Introduction: The authors analyzed the effects of STA-MCA bypass on ophthalmic artery flow in patients with occlusive internal carotid artery disease. Methods: We examined ophthalmic artery flow using color Doppler flow imaging in 88 patients with occlusive internal carotid artery disease treated with STA-MCA bypass. Results: (1)Before bypass, 18 patients showed antegrade flow, and 70 showed reversed flow. At 1 month and 3 months after bypass, antegrade ophthalmic artery flow was seen in 42 patients and 56 patients, respectively (p<0.05). (2)Ophthalmic artery mean peak systolic flow velocity (Vs) was -0.27m/s before bypass. The mean Vs increased to -0.06m/s at 1 month after bypass, and was 0.05m/s at 3 months after bypass (p<0.05). At 6 months after bypass, there was no significant change of the mean Vs. In the patients who had preoperative antegrade ophthalmic artery flow, there was no significant change in Vs during the course. Conclusion: STA-MCA had a significant effect in improving ophthalmic artery flow within 3 months, especially in patients showing revered ophthalmic artery flow preoperatively.

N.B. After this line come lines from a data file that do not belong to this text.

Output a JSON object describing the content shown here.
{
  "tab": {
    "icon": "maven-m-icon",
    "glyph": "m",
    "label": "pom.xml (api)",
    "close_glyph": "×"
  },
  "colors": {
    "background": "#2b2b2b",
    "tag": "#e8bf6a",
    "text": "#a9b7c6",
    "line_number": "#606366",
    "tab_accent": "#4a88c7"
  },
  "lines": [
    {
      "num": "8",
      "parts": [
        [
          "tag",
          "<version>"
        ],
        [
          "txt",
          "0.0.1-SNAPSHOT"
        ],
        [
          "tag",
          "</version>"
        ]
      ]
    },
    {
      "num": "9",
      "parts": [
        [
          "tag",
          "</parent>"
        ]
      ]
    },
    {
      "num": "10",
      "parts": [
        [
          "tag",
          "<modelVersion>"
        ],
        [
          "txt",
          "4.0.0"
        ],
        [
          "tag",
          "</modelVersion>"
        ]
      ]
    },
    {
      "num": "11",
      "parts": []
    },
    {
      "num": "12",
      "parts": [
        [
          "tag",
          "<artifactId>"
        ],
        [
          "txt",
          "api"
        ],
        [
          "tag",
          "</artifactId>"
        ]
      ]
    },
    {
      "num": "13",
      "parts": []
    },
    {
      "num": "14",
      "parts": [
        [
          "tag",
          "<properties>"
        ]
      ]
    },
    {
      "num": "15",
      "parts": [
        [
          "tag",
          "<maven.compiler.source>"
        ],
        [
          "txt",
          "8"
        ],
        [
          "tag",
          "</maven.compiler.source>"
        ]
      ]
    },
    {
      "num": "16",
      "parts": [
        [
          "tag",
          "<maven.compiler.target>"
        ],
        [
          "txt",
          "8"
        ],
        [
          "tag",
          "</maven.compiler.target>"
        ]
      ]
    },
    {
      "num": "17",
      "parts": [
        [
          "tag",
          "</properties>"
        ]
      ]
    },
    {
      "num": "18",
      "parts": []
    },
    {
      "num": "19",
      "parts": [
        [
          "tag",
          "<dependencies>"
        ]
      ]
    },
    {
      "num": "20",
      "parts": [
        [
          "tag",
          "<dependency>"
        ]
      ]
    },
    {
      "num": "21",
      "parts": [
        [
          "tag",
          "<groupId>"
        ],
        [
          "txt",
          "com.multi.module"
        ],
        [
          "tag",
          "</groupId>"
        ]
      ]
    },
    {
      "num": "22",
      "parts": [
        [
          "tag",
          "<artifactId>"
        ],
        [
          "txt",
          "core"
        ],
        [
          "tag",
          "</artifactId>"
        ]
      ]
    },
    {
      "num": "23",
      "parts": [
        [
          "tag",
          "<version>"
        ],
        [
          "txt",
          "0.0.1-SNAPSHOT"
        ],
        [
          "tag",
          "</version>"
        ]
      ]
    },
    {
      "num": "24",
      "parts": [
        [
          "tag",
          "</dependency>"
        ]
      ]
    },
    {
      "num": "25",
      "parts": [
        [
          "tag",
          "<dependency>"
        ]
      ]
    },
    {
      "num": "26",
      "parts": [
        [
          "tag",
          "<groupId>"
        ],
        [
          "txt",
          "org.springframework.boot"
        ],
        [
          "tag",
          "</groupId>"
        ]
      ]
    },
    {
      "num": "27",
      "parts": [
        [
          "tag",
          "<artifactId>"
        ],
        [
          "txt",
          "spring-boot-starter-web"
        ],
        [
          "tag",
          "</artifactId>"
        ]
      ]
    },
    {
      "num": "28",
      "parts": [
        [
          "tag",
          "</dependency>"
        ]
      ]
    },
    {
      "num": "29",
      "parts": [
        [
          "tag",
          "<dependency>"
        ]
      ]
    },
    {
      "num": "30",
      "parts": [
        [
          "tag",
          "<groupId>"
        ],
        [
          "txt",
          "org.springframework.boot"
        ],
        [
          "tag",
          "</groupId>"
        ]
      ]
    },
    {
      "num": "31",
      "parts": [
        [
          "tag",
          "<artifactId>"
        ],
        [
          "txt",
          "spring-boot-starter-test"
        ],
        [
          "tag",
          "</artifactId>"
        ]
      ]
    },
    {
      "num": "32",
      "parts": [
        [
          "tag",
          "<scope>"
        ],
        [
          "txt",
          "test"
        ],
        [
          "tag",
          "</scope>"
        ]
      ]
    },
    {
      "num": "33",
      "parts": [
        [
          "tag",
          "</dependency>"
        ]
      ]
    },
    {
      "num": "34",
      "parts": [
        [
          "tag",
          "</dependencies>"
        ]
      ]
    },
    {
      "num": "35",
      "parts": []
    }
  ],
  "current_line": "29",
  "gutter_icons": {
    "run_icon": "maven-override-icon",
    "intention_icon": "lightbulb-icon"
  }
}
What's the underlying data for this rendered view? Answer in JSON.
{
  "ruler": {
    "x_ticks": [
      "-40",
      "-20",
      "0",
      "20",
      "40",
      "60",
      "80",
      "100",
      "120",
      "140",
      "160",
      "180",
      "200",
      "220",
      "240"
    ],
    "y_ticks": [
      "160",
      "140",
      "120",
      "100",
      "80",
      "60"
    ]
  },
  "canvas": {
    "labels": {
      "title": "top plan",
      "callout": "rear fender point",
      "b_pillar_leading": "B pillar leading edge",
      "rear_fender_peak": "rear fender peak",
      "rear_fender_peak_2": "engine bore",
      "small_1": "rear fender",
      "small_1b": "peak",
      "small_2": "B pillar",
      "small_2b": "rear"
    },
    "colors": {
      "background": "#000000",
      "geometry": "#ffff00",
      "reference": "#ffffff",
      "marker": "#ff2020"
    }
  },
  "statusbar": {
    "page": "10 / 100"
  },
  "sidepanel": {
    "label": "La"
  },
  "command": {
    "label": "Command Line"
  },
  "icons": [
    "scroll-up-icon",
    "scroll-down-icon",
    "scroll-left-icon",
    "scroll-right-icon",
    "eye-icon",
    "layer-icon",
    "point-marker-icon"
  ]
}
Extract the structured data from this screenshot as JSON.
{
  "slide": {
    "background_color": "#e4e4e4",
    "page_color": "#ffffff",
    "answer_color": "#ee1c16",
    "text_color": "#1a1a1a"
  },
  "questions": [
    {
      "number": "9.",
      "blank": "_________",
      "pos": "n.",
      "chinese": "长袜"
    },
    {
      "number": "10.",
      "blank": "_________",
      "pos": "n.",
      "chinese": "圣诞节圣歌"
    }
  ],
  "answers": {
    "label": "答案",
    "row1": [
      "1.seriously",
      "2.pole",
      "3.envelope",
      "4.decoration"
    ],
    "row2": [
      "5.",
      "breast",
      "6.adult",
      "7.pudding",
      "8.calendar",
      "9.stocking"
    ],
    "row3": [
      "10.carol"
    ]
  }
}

We hypothesized that hemodynamic parameters of the extracranial internal carotid artery (ICA) can reflect hemodynamic change in the middle cerebral artery (MCA) in patients with cerebral infarction (CI). In order to test this hypothesis, we evaluated the hemodynamic relationship between the ICA and MCA. We used TC-CFI and carotid ultrasonography to examine patients with CI within 14 days after onset. In 44 patients with bilateral temporal echo windows without severe stenosis or occlusion of the ICA, the hemodynamic correlation between the ICA and the MCA was evaluated for five parameters (peak systolic velocity, end-diastolic velocity, time-averaged maximum velocity, resistance index, and pulsatility index: PI). In 28 patients who had a CI in the MCA territory, PI showed a reasonable correlation between the two arteries (r=0.71 on the normal side, r=0.68 on the lesion side). Patients in whom the PI value demonstrated a larger value on one side were divisible into the following four groups: A; PI in both the ICA and MCA> 1.0, B; PI-MCA>1.0 and PI-ICA<1.0, C; PI-MCA< and PI-ICA>1.0, D; PI in both arteries<1.0. Almost all of the patients in group A (53.8%) had a history of severe vascular disease (SVD). Measurement of PI in the extracranial ICA can be useful for predicting the hemodynamic condition of the MCA in patients with CI, including those with SVD.